3. My final gripe concerns the downfall of the American university dining hall, a disturbing phenomenon tantamount to the extinction of a storied American institution. See, the university where I am a part-time employee doesn’t operate a single dining hall on its main campus and has no all-you-can-eat dining hall whatsoever. Let me get this straight – the second largest landowner in Washington, DC, among whose primary responsibilities is to attend to the well-being of its student body, doesn’t offer an all-you-can-eat meal option to any of its athletes from its 22 varsity sports teams? That’s like St. Peter’s not offering the sacrament. Just to clarify, the highlights of my college experience were (in order): rowing; a certain night at a certain bar involving a certain pair of sisters (but that’s neither here nor there); and my thrice-daily conquest of New South Dining Hall. By the way, to anyone who currently is lauding GW for saving its students from “the horrors of cafeteria food”: you shop exclusively at natural food stores, and I ask kindly that you leave this blog immediately and forever. Seriously, though, the rowers on my team work their tails off six days a week and expend ungodly volumes of calories in the process. The fact that, after a morning workout, they are unable to assemble into a single glorious, mountainous pile a wide assortment of breakfast meats, cheeses, potatoes, eggs, breads and condiments saddens me. They must feel like a five-year-old who spends an hour of unwavering dedication hunting for Easter eggs and then watches her mom and dad eat all of her winnings right in front of her.
Look, I have nothing against eating in moderation. It’s just that eating in moderation after a big workout usually leaves me only moderately satisfied. But I’m going to stop this rant now, because I’m still pretty confident that I don’t have anything approaching a point. You better believe, though, that until I get my all-you-can-eat ribs, I’ll still have my complaints.

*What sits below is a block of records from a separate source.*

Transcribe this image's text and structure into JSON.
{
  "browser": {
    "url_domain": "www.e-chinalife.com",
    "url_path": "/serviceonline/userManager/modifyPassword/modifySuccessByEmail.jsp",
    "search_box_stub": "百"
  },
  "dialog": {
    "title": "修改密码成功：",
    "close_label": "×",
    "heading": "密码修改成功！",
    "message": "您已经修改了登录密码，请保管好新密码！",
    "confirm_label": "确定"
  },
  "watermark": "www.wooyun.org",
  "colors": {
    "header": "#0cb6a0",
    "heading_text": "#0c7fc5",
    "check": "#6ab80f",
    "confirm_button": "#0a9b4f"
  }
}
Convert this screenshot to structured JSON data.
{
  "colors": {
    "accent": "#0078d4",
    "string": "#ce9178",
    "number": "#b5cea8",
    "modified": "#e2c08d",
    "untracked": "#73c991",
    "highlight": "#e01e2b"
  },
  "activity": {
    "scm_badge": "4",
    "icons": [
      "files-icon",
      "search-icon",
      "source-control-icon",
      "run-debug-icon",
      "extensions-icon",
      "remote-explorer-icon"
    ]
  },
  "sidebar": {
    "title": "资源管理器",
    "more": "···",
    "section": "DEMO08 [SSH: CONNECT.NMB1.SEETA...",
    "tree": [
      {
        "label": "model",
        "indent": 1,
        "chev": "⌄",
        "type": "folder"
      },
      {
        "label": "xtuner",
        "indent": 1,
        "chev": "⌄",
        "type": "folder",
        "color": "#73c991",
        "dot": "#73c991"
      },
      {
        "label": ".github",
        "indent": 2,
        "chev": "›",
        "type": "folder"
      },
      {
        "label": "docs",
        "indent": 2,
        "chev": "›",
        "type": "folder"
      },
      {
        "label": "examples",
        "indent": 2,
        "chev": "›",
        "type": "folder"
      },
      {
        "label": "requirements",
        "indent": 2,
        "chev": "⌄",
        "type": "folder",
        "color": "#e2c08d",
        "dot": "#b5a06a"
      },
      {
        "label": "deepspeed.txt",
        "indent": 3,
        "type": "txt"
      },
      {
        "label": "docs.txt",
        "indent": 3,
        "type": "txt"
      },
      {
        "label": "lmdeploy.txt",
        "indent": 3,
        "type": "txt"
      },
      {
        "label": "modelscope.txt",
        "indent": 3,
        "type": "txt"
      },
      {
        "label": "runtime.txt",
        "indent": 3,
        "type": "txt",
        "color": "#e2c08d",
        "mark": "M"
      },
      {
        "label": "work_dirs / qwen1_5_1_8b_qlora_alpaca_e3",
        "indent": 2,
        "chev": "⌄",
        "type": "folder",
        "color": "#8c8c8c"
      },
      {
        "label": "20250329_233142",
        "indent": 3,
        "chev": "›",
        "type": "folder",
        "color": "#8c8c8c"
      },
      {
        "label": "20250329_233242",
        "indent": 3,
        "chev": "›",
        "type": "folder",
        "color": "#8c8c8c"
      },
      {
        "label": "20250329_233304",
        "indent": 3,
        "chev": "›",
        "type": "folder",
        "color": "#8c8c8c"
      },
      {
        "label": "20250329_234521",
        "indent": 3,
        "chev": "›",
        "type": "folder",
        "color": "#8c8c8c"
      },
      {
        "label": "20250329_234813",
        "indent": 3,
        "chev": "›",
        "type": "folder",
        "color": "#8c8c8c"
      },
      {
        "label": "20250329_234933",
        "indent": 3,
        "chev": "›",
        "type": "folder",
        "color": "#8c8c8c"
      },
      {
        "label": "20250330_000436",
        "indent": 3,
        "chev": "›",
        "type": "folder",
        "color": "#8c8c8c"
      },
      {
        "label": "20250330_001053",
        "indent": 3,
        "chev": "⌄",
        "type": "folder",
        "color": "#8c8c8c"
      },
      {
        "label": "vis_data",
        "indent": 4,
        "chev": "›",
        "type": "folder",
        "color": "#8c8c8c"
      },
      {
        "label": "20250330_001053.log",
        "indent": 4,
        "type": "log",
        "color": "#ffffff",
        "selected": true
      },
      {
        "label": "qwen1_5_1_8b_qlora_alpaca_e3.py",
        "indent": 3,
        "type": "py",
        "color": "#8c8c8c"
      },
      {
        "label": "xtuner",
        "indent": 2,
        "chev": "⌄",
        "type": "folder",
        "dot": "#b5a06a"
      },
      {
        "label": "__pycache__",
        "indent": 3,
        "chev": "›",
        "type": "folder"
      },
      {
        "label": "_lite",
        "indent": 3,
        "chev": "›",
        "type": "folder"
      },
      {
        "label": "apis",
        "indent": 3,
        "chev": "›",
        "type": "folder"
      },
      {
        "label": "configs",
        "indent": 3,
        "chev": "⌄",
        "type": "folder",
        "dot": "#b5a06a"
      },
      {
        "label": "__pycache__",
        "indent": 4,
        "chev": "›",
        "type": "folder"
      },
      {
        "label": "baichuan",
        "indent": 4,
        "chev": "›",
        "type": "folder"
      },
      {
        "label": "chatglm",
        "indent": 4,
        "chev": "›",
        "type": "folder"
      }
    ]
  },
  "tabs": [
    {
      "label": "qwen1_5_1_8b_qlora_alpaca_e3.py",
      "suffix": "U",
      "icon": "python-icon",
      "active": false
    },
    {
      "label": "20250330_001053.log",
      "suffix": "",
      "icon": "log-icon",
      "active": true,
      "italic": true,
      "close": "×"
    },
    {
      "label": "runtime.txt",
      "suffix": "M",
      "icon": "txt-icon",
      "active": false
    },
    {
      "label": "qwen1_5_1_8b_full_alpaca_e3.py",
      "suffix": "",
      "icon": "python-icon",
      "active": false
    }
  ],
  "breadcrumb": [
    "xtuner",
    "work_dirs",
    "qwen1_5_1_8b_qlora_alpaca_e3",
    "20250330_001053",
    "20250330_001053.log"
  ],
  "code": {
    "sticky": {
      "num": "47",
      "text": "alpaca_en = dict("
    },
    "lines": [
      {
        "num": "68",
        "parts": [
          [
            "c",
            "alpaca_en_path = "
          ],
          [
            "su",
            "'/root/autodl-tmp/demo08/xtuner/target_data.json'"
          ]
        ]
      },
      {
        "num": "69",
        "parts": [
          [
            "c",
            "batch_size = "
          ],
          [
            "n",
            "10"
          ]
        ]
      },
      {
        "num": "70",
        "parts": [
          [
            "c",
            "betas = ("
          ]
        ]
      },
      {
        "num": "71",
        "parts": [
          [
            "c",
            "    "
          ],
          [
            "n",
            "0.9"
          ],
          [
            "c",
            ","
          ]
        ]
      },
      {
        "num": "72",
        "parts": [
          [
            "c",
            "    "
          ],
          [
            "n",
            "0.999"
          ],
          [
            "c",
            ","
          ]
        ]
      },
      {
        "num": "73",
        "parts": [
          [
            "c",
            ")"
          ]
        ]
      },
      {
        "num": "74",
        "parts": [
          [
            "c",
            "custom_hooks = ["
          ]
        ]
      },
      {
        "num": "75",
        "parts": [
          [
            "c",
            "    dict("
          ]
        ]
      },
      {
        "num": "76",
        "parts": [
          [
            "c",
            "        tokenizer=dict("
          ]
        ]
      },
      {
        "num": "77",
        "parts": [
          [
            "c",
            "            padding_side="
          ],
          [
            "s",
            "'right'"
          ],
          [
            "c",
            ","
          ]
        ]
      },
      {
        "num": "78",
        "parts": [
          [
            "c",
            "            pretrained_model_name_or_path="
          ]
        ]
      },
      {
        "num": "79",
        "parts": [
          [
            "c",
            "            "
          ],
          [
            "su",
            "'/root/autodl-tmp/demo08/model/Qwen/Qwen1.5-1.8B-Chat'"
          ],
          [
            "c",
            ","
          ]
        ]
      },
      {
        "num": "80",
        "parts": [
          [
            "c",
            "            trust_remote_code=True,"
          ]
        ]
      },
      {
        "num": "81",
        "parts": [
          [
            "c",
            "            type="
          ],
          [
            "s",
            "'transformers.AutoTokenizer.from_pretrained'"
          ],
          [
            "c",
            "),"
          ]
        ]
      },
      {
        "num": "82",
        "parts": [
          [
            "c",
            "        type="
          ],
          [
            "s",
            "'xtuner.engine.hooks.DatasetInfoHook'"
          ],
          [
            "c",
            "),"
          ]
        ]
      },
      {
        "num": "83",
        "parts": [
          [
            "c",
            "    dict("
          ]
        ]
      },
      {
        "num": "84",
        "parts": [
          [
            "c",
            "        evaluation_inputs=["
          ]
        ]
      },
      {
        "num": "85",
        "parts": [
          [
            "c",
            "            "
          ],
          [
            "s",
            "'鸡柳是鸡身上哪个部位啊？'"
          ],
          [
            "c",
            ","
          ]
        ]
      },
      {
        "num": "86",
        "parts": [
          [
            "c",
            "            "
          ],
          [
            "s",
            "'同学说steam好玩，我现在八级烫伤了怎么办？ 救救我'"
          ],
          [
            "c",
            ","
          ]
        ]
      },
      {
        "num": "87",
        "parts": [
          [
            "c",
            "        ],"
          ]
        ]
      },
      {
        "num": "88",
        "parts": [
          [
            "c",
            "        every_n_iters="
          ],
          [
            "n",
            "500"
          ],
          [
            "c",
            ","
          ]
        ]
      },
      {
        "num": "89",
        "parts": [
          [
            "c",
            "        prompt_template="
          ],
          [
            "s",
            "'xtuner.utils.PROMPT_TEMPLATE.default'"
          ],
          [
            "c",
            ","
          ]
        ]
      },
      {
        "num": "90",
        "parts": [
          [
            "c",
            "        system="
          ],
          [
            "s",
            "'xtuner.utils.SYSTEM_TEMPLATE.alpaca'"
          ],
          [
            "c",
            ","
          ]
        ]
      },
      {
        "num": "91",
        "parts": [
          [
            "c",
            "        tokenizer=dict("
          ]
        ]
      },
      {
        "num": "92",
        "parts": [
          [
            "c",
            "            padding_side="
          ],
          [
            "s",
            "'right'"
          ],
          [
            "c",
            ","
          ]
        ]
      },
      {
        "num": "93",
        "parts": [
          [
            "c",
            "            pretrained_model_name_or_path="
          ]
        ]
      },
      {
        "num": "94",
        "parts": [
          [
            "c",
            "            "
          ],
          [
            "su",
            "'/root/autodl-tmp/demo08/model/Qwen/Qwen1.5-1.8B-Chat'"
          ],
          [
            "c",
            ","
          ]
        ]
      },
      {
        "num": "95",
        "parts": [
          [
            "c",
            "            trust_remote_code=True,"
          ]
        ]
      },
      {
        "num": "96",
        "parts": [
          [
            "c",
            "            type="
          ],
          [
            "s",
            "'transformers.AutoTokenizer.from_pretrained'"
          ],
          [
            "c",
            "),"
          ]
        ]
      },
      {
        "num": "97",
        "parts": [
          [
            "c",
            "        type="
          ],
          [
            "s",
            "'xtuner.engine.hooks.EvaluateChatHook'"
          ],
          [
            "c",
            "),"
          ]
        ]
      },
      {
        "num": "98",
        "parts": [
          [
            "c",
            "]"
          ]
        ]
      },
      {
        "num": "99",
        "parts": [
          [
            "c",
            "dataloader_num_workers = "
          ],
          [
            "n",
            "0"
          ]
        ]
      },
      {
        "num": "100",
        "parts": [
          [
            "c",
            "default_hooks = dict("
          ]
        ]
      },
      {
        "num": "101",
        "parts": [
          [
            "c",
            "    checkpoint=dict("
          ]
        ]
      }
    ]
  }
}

Find out your Body Mass Index
Control Your Weight
Published On: May 01, 2006